(Stored items from a collection)
-=-=-

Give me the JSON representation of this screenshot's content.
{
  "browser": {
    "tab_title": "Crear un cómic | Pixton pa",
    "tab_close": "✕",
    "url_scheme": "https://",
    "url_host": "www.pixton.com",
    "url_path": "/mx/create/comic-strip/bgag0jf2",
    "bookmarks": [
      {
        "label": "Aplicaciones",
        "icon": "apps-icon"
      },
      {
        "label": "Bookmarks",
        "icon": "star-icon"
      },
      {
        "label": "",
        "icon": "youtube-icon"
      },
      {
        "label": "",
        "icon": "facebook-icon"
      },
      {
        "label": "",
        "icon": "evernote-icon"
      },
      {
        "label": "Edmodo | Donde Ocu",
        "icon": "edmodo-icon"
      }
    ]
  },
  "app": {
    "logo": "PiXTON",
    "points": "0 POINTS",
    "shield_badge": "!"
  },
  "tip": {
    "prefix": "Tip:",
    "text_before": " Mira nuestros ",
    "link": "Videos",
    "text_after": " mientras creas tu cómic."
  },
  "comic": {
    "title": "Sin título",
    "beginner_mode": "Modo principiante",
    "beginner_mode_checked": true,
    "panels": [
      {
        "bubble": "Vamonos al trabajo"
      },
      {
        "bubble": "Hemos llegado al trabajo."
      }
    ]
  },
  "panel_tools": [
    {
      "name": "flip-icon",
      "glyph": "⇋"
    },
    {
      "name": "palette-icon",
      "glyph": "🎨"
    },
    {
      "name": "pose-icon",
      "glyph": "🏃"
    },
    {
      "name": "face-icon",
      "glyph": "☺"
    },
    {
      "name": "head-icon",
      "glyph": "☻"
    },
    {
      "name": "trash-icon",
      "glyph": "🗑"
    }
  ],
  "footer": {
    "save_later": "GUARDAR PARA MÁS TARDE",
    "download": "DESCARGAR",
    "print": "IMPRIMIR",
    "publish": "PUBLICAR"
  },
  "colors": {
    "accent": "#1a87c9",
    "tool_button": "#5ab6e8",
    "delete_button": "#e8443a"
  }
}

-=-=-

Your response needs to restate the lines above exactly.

• TASK SOLUTION:
Give me the JSON representation of this screenshot's content.
{
  "browser": {
    "tab_title": "Crear un cómic | Pixton pa",
    "tab_close": "✕",
    "url_scheme": "https://",
    "url_host": "www.pixton.com",
    "url_path": "/mx/create/comic-strip/bgag0jf2",
    "bookmarks": [
      {
        "label": "Aplicaciones",
        "icon": "apps-icon"
      },
      {
        "label": "Bookmarks",
        "icon": "star-icon"
      },
      {
        "label": "",
        "icon": "youtube-icon"
      },
      {
        "label": "",
        "icon": "facebook-icon"
      },
      {
        "label": "",
        "icon": "evernote-icon"
      },
      {
        "label": "Edmodo | Donde Ocu",
        "icon": "edmodo-icon"
      }
    ]
  },
  "app": {
    "logo": "PiXTON",
    "points": "0 POINTS",
    "shield_badge": "!"
  },
  "tip": {
    "prefix": "Tip:",
    "text_before": " Mira nuestros ",
    "link": "Videos",
    "text_after": " mientras creas tu cómic."
  },
  "comic": {
    "title": "Sin título",
    "beginner_mode": "Modo principiante",
    "beginner_mode_checked": true,
    "panels": [
      {
        "bubble": "Vamonos al trabajo"
      },
      {
        "bubble": "Hemos llegado al trabajo."
      }
    ]
  },
  "panel_tools": [
    {
      "name": "flip-icon",
      "glyph": "⇋"
    },
    {
      "name": "palette-icon",
      "glyph": "🎨"
    },
    {
      "name": "pose-icon",
      "glyph": "🏃"
    },
    {
      "name": "face-icon",
      "glyph": "☺"
    },
    {
      "name": "head-icon",
      "glyph": "☻"
    },
    {
      "name": "trash-icon",
      "glyph": "🗑"
    }
  ],
  "footer": {
    "save_later": "GUARDAR PARA MÁS TARDE",
    "download": "DESCARGAR",
    "print": "IMPRIMIR",
    "publish": "PUBLICAR"
  },
  "colors": {
    "accent": "#1a87c9",
    "tool_button": "#5ab6e8",
    "delete_button": "#e8443a"
  }
}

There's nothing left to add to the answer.